Siddall said what was missing was one clearly defined moment for collectors and curators to travel to L.A.
“Over the last five years, the art world has really continued to grow here, and the only thing it lacked, really, was this kind of moment to celebrate that extraordinary cultural scene,” she said. “It’s a city that had all the right ingredients; it just didn’t have that moment to tie it all together.”
Even so, Frieze dipped its toe into the L.A. waters: The fair’s modest size of 70 galleries was less than half the size of Frieze’s London and New York fairs, which have around 160 and 190 exhibitors, respectively. That means the directors could better ensure that each gallery chosen to participate received the attention from collectors they might not have gotten in a larger fair.
The choice of Paramount Pictures Studios helped combat the traffic and provided the fair with a central location, while allowing space to erect one Frieze’s signature white tents—this one designed by wHY, the studio founded by L.A.–based architect Kulapat Yantrasast.

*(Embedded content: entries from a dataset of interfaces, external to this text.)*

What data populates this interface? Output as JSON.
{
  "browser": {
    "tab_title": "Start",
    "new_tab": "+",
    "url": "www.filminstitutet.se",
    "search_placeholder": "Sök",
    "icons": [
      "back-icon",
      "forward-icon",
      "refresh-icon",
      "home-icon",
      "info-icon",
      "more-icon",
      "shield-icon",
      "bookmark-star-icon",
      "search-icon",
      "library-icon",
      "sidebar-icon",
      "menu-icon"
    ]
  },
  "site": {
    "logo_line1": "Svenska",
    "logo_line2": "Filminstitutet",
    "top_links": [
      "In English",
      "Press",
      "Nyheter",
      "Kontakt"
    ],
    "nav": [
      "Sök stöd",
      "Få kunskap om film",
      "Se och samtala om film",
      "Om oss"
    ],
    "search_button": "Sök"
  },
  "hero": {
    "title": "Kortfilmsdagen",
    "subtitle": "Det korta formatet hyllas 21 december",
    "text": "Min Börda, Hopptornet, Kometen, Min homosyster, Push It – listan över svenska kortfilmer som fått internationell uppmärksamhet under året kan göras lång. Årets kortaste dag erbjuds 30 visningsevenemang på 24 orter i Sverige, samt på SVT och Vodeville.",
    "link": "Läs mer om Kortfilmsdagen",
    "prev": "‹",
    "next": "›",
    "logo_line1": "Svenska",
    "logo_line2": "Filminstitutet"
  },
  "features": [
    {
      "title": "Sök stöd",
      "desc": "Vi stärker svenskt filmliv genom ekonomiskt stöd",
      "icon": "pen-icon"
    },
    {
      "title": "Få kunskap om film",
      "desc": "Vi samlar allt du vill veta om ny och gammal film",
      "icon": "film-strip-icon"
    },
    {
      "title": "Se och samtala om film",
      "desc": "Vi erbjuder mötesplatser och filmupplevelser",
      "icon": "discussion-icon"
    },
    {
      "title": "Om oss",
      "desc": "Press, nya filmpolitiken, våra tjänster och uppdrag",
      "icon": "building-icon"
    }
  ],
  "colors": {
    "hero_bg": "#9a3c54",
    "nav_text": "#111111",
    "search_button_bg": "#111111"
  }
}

Paramount’s New York backlot provided additional square footage for Frieze Projects and a number of pop-up restaurants; it also caused double-takes for visitors in town from the Big Apple, with the rainy weather making the sets of SoHo apartments and subway stops look uncannily real.